> WORK TO BE COMPLETED: Search the records for lines with the word "DiskGenius" and copy each match.
BEGIN
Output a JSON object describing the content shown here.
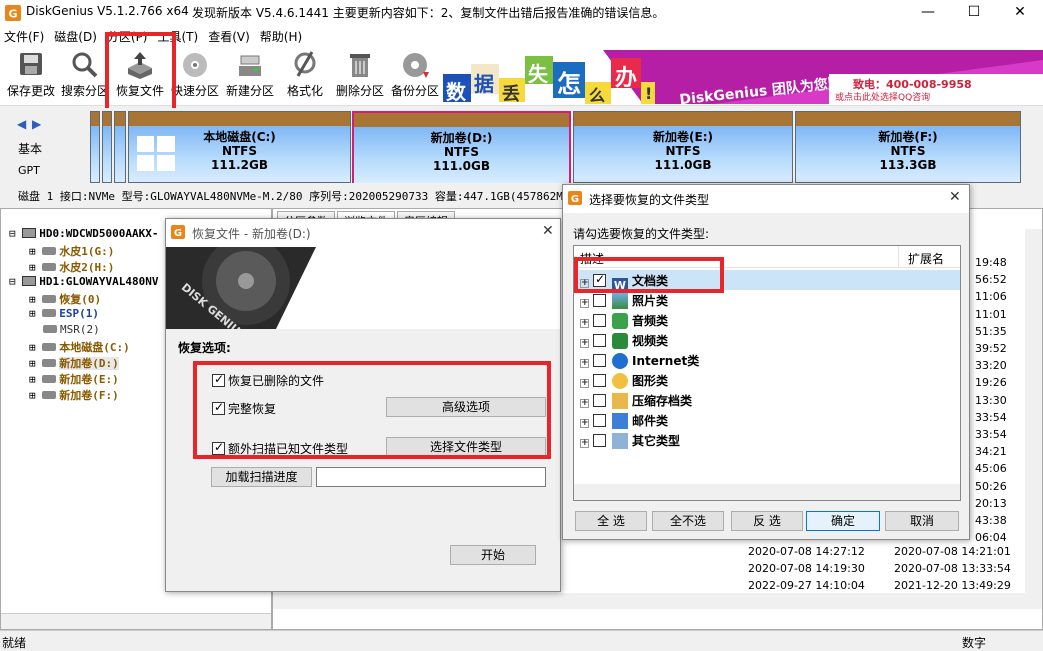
{
  "window": {
    "title": "DiskGenius V5.1.2.766 x64",
    "notice": "发现新版本 V5.4.6.1441 主要更新内容如下：2、复制文件出错后报告准确的错误信息。",
    "controls": {
      "minimize": "—",
      "maximize": "☐",
      "close": "✕"
    }
  },
  "menu": [
    "文件(F)",
    "磁盘(D)",
    "分区(P)",
    "工具(T)",
    "查看(V)",
    "帮助(H)"
  ],
  "toolbar": {
    "items": [
      {
        "label": "保存更改",
        "icon": "save-icon"
      },
      {
        "label": "搜索分区",
        "icon": "search-icon"
      },
      {
        "label": "恢复文件",
        "icon": "recover-icon"
      },
      {
        "label": "快速分区",
        "icon": "disk-icon"
      },
      {
        "label": "新建分区",
        "icon": "new-partition-icon"
      },
      {
        "label": "格式化",
        "icon": "format-icon"
      },
      {
        "label": "删除分区",
        "icon": "trash-icon"
      },
      {
        "label": "备份分区",
        "icon": "backup-icon"
      }
    ]
  },
  "banner": {
    "tiles": [
      "数",
      "据",
      "丢",
      "失",
      "怎",
      "么",
      "办",
      "!"
    ],
    "brand": "DiskGenius 团队为您服务",
    "phone": "致电：400-008-9958",
    "qq": "或点击此处选择QQ咨询"
  },
  "diskbar": {
    "label1": "基本",
    "label2": "GPT",
    "partitions": [
      {
        "name": "本地磁盘(C:)",
        "fs": "NTFS",
        "size": "111.2GB"
      },
      {
        "name": "新加卷(D:)",
        "fs": "NTFS",
        "size": "111.0GB"
      },
      {
        "name": "新加卷(E:)",
        "fs": "NTFS",
        "size": "111.0GB"
      },
      {
        "name": "新加卷(F:)",
        "fs": "NTFS",
        "size": "113.3GB"
      }
    ]
  },
  "infobar": "磁盘 1 接口:NVMe  型号:GLOWAYVAL480NVMe-M.2/80  序列号:202005290733  容量:447.1GB(457862MB)",
  "tree": {
    "nodes": [
      {
        "text": "HD0:WDCWD5000AAKX-",
        "color": "#000"
      },
      {
        "text": "水皮1(G:)",
        "color": "#8a5a00"
      },
      {
        "text": "水皮2(H:)",
        "color": "#8a5a00"
      },
      {
        "text": "HD1:GLOWAYVAL480NV",
        "color": "#000"
      },
      {
        "text": "恢复(0)",
        "color": "#8a5a00"
      },
      {
        "text": "ESP(1)",
        "color": "#1a3fa0"
      },
      {
        "text": "MSR(2)",
        "color": "#333"
      },
      {
        "text": "本地磁盘(C:)",
        "color": "#8a5a00"
      },
      {
        "text": "新加卷(D:)",
        "color": "#8a5a00"
      },
      {
        "text": "新加卷(E:)",
        "color": "#8a5a00"
      },
      {
        "text": "新加卷(F:)",
        "color": "#8a5a00"
      }
    ]
  },
  "right_tabs": [
    "分区参数",
    "浏览文件",
    "扇区编辑"
  ],
  "right_list": {
    "times": [
      "19:48",
      "56:52",
      "11:06",
      "11:01",
      "51:35",
      "39:52",
      "33:20",
      "19:26",
      "13:30",
      "33:54",
      "33:54",
      "34:21",
      "45:06",
      "50:26",
      "20:13",
      "43:38",
      "06:04"
    ],
    "rows": [
      {
        "c1": "2020-07-08 14:27:12",
        "c2": "2020-07-08 14:21:01"
      },
      {
        "c1": "2020-07-08 14:19:30",
        "c2": "2020-07-08 13:33:54"
      },
      {
        "c1": "2022-09-27 14:10:04",
        "c2": "2021-12-20 13:49:29"
      }
    ]
  },
  "status": {
    "left": "就绪",
    "right": "数字"
  },
  "recover_dialog": {
    "title": "恢复文件 - 新加卷(D:)",
    "section": "恢复选项:",
    "options": [
      {
        "label": "恢复已删除的文件",
        "checked": true
      },
      {
        "label": "完整恢复",
        "checked": true
      },
      {
        "label": "额外扫描已知文件类型",
        "checked": true
      }
    ],
    "advanced_button": "高级选项",
    "choose_types_button": "选择文件类型",
    "load_progress_button": "加载扫描进度",
    "progress_path": "",
    "start_button": "开始"
  },
  "types_dialog": {
    "title": "选择要恢复的文件类型",
    "prompt": "请勾选要恢复的文件类型:",
    "columns": [
      "描述",
      "扩展名"
    ],
    "items": [
      {
        "label": "文档类",
        "checked": true,
        "icon": "word-icon"
      },
      {
        "label": "照片类",
        "checked": false,
        "icon": "photo-icon"
      },
      {
        "label": "音频类",
        "checked": false,
        "icon": "audio-icon"
      },
      {
        "label": "视频类",
        "checked": false,
        "icon": "video-icon"
      },
      {
        "label": "Internet类",
        "checked": false,
        "icon": "internet-icon"
      },
      {
        "label": "图形类",
        "checked": false,
        "icon": "graphics-icon"
      },
      {
        "label": "压缩存档类",
        "checked": false,
        "icon": "archive-icon"
      },
      {
        "label": "邮件类",
        "checked": false,
        "icon": "mail-icon"
      },
      {
        "label": "其它类型",
        "checked": false,
        "icon": "other-icon"
      }
    ],
    "buttons": {
      "select_all": "全  选",
      "select_none": "全不选",
      "invert": "反  选",
      "ok": "确定",
      "cancel": "取消"
    }
  }
}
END
> ANSWER FOR THE TASK:
    "title": "DiskGenius V5.1.2.766 x64",
    "brand": "DiskGenius 团队为您服务",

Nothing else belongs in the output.